Although the majority of people around the world today are able to take vitamin D supplements without suffering any problems, it is possible to take too much. Over-indulging in supplements leads to a condition known as vitamin D toxicity. Take note, however, that vitamin D toxicity generally only happens when you take more than 40,000 IU of vitamin D every day for a period of a couple of months or longer, or take a gigantic one-time dose.

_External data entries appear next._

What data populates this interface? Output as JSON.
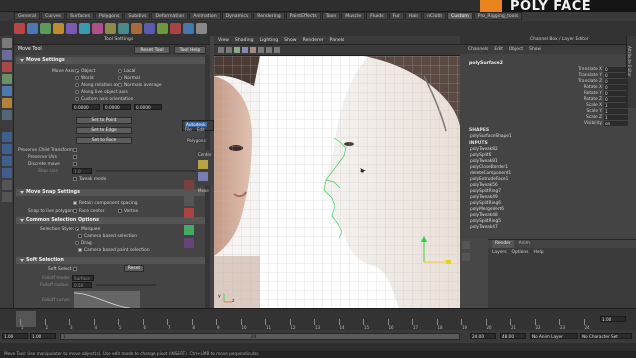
{
  "brand": {
    "logo_text": "POLY FACE",
    "accent": "#e9831e"
  },
  "shelf": {
    "tabs": [
      "General",
      "Curves",
      "Surfaces",
      "Polygons",
      "Subdivs",
      "Deformation",
      "Animation",
      "Dynamics",
      "Rendering",
      "PaintEffects",
      "Toon",
      "Muscle",
      "Fluids",
      "Fur",
      "Hair",
      "nCloth",
      "Custom",
      "Pro_Rigging_tools"
    ],
    "active_tab": "Custom"
  },
  "tool_settings": {
    "panel_title": "Tool Settings",
    "tool_name": "Move Tool",
    "reset_label": "Reset Tool",
    "help_label": "Tool Help",
    "move_settings": {
      "header": "Move Settings",
      "move_axis_label": "Move Axis:",
      "axis_options": [
        "Object",
        "World",
        "Along rotation axis",
        "Along live object axis",
        "Custom axis orientation"
      ],
      "axis_options_right": [
        "Local",
        "Normal",
        "Normals average"
      ],
      "custom_values": [
        "0.0000",
        "0.0000",
        "0.0000"
      ],
      "set_to_point": "Set to Point",
      "set_to_edge": "Set to Edge",
      "set_to_face": "Set to Face",
      "preserve_child": "Preserve Child Transform",
      "preserve_uvs": "Preserve UVs",
      "discrete_move": "Discrete move",
      "step_size_label": "Step size",
      "step_size_value": "1.0",
      "tweak_mode": "Tweak mode"
    },
    "move_snap": {
      "header": "Move Snap Settings",
      "retain_spacing": "Retain component spacing",
      "snap_live_label": "Snap to live polygon:",
      "face_center": "Face center",
      "vertex": "Vertex"
    },
    "common_selection": {
      "header": "Common Selection Options",
      "selection_style_label": "Selection Style:",
      "marquee": "Marquee",
      "camera_based": "Camera based selection",
      "drag": "Drag",
      "camera_based_paint": "Camera based paint selection"
    },
    "soft_selection": {
      "header": "Soft Selection",
      "soft_select": "Soft Select",
      "reset": "Reset",
      "falloff_mode_label": "Falloff mode:",
      "falloff_mode_value": "Surface",
      "falloff_radius_label": "Falloff radius:",
      "falloff_radius_value": "0.50",
      "falloff_curve_label": "Falloff curve:"
    }
  },
  "viewport": {
    "menus": [
      "View",
      "Shading",
      "Lighting",
      "Show",
      "Renderer",
      "Panels"
    ],
    "axis_y": "y",
    "axis_x": "x",
    "axis_z": "z"
  },
  "floating_menu": {
    "title": "Autodesk",
    "items": [
      "File",
      "Edit"
    ],
    "polygons": "Polygons",
    "center": "Center",
    "move": "Move"
  },
  "channel_box": {
    "title": "Channel Box / Layer Editor",
    "menus": [
      "Channels",
      "Edit",
      "Object",
      "Show"
    ],
    "object": "polySurface2",
    "attributes": [
      {
        "name": "Translate X",
        "value": "0"
      },
      {
        "name": "Translate Y",
        "value": "0"
      },
      {
        "name": "Translate Z",
        "value": "0"
      },
      {
        "name": "Rotate X",
        "value": "0"
      },
      {
        "name": "Rotate Y",
        "value": "0"
      },
      {
        "name": "Rotate Z",
        "value": "0"
      },
      {
        "name": "Scale X",
        "value": "1"
      },
      {
        "name": "Scale Y",
        "value": "1"
      },
      {
        "name": "Scale Z",
        "value": "1"
      },
      {
        "name": "Visibility",
        "value": "on"
      }
    ],
    "shapes_label": "SHAPES",
    "shape": "polySurfaceShape1",
    "inputs_label": "INPUTS",
    "inputs": [
      "polyTweak82",
      "polySplit6",
      "polyTweak81",
      "polyCloseBorder1",
      "deleteComponent1",
      "polyExtrudeFace1",
      "polyTweak56",
      "polySplitRing7",
      "polyTweak49",
      "polySplitRing6",
      "polyMergeVert6",
      "polyTweak48",
      "polySplitRing5",
      "polyTweak47"
    ],
    "side_tab": "Attribute Editor"
  },
  "layer_editor": {
    "tabs": [
      "Render",
      "Anim"
    ],
    "menus": [
      "Layers",
      "Options",
      "Help"
    ]
  },
  "timeline": {
    "ticks": [
      "1",
      "2",
      "3",
      "4",
      "5",
      "6",
      "7",
      "8",
      "9",
      "10",
      "11",
      "12",
      "13",
      "14",
      "15",
      "16",
      "17",
      "18",
      "19",
      "20",
      "21",
      "22",
      "23",
      "24"
    ],
    "current_frame": "1.00"
  },
  "range": {
    "start": "1.00",
    "inner_start": "1.00",
    "slider_start": "1",
    "slider_end": "24",
    "end": "24.00",
    "outer_end": "48.00",
    "anim_layer": "No Anim Layer",
    "char_set": "No Character Set"
  },
  "help_line": "Move Tool: Use manipulator to move object(s). Use edit mode to change pivot (INSERT). Ctrl+LMB to move perpendicular."
}
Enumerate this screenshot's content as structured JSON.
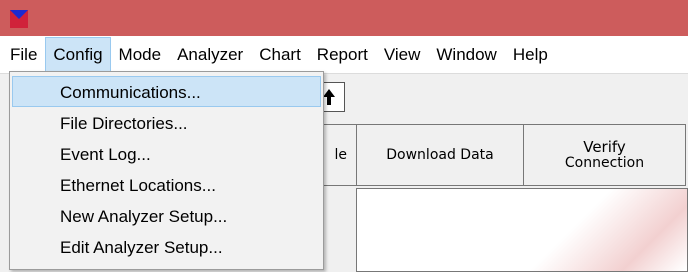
{
  "window": {
    "titlebar_color": "#cd5c5c",
    "icon": "app-logo-icon"
  },
  "menubar": {
    "items": [
      "File",
      "Config",
      "Mode",
      "Analyzer",
      "Chart",
      "Report",
      "View",
      "Window",
      "Help"
    ],
    "open_item": "Config"
  },
  "toolbar": {
    "arrow_button_icon": "up-arrow-icon",
    "arrow_glyph": "🠙",
    "partial_button_label": "le",
    "download_label": "Download Data",
    "verify_line1": "Verify",
    "verify_line2": "Connection"
  },
  "config_menu": {
    "items": [
      "Communications...",
      "File Directories...",
      "Event Log...",
      "Ethernet Locations...",
      "New Analyzer Setup...",
      "Edit Analyzer Setup..."
    ],
    "highlighted": "Communications..."
  },
  "colors": {
    "menu_highlight": "#cce4f7",
    "menu_highlight_border": "#99c9ef"
  }
}
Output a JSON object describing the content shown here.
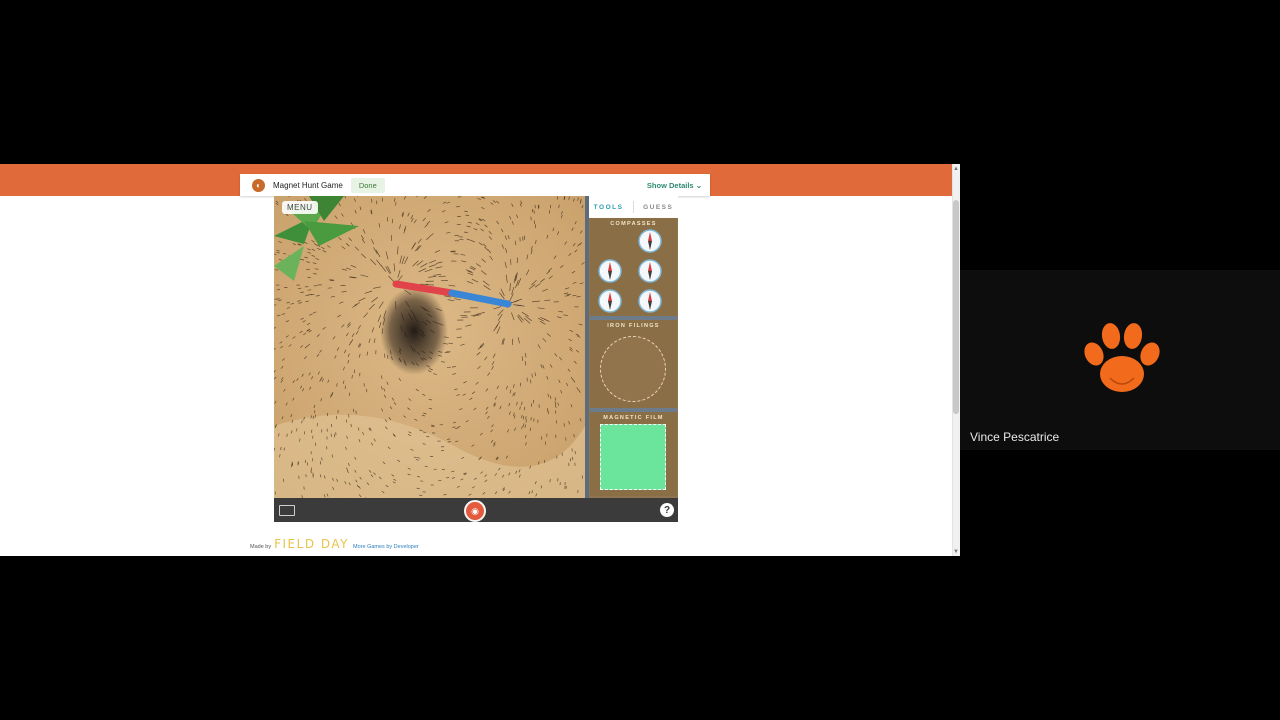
{
  "game": {
    "title": "Magnet Hunt Game",
    "done_label": "Done",
    "show_details_label": "Show Details",
    "menu_label": "MENU",
    "tabs": {
      "tools": "TOOLS",
      "guess": "GUESS"
    },
    "sections": {
      "compasses": "COMPASSES",
      "iron_filings": "IRON FILINGS",
      "magnetic_film": "MAGNETIC FILM"
    },
    "help_label": "?"
  },
  "credits": {
    "made_by": "Made by",
    "brand": "FIELD DAY",
    "more_games": "More Games by Developer"
  },
  "participant": {
    "name": "Vince Pescatrice"
  },
  "colors": {
    "accent_orange": "#e06a3a",
    "magnet_red": "#e0444a",
    "magnet_blue": "#3a86d6",
    "film_green": "#6be59c",
    "tools_tab": "#2a9fb8"
  }
}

The reason why it is possible to take too much vitamin D is that it is fat-soluble, which means that the body will struggle to get rid of the excess if you accidentally take too much. In other words, when you take significant portions of vitamin D, your liver can produce too much of a chemical known as 25(OH)D. When your 25(OH)D levels are too high, this can cause high levels of calcium to develop in your blood, and high blood calcium leads to a condition known as hypercalcemia, the symptoms of which include:
• Being or feeling sick
• Loss of appetite or poor appetite
• Feeling of extreme thirst
• Frequently passing urine
• Diarrhea or constipation
• Muscle weakness or pain
• Confusion and tiredness
• Bone or abdominal pain
In very rare circumstances, some people find that they are at risk of hypercalcemia even if their vitamin D levels are low, or they haven’t taken much vitamin D. This often occurs as a result of rare diseases known as sarcoidosis or hyperparathyroidism.
You can get a blood test to measure your 25(OH)D levels, and this will let you know whether you are suffering from higher than usual vitamin D levels. Typically, if your levels of 25(OH)D are above 150 ng/ml then this is considered to be potentially toxic, and harmful to your health. You should know that your 25OH(D) levels are toxic through a blood test used to measure calcium. Remember that the current recommended daily allowances for vitamin D that have been set by the Food and Nutrition Board are quite conservative, so you shouldn’t worry too much about toxicity if you take more than their recommended daily allowance.
Problems Associated with Too Little Vitamin D
Although some people may worry about getting too much vitamin D in their system, chances are that you’re far more likely to suffer from a vitamin D deficiency, than an overdose. Problematically, a vitamin D deficiency can lead to a number of health problems that can lower your standard of life and wellbeing. For example, vitamin D deficiency is often quite common in older adults, and is frequently implicated in neurological and psychiatric disorders, such as Alzheimer’s, depression, and impairment of cognitive function.
Another common side effect of vitamin D deficiency is back pain, as low amounts of vitamin D are often linked to musculoskeletal disorders in a number of new studies. One of the newest studies available explored the idea that low vitamin D levels play a significant role in the development of lower back pain, and revealed that patients with low back pain typically had far lower vitamin D levels than the control patients.
Finally, one of the most significant problems associated with vitamin D deficiency is that it fails to deliver improved bone health typically associated with reasonable and regular doses. It’s well documented that vitamin D has a large part to play in fighting off osteopenia, osteoporosis, and osteomalacia. It can also be responsible for reducing your risk of muscle weakness, which can increase the risk of fractures and falls.
Resources and References:
Vitamin D Overdose Effects – Describes the symptoms of overdosing on vitamin D. (VitaminDCouncil.org)
Vitamin D Dosage – Typical doses of vitamin D in most people, including doses for illnesses. (Mayoclinic.org)
Recommended Amounts for Vitamin D – a guideline suggesting recommended amounts of vitamin D for certain people. (VitaminD3UK.com)
Vitamin D and Calcium Requirements – a general resource for the right amounts of vitamin D and calcium in typical diets. (WebMD)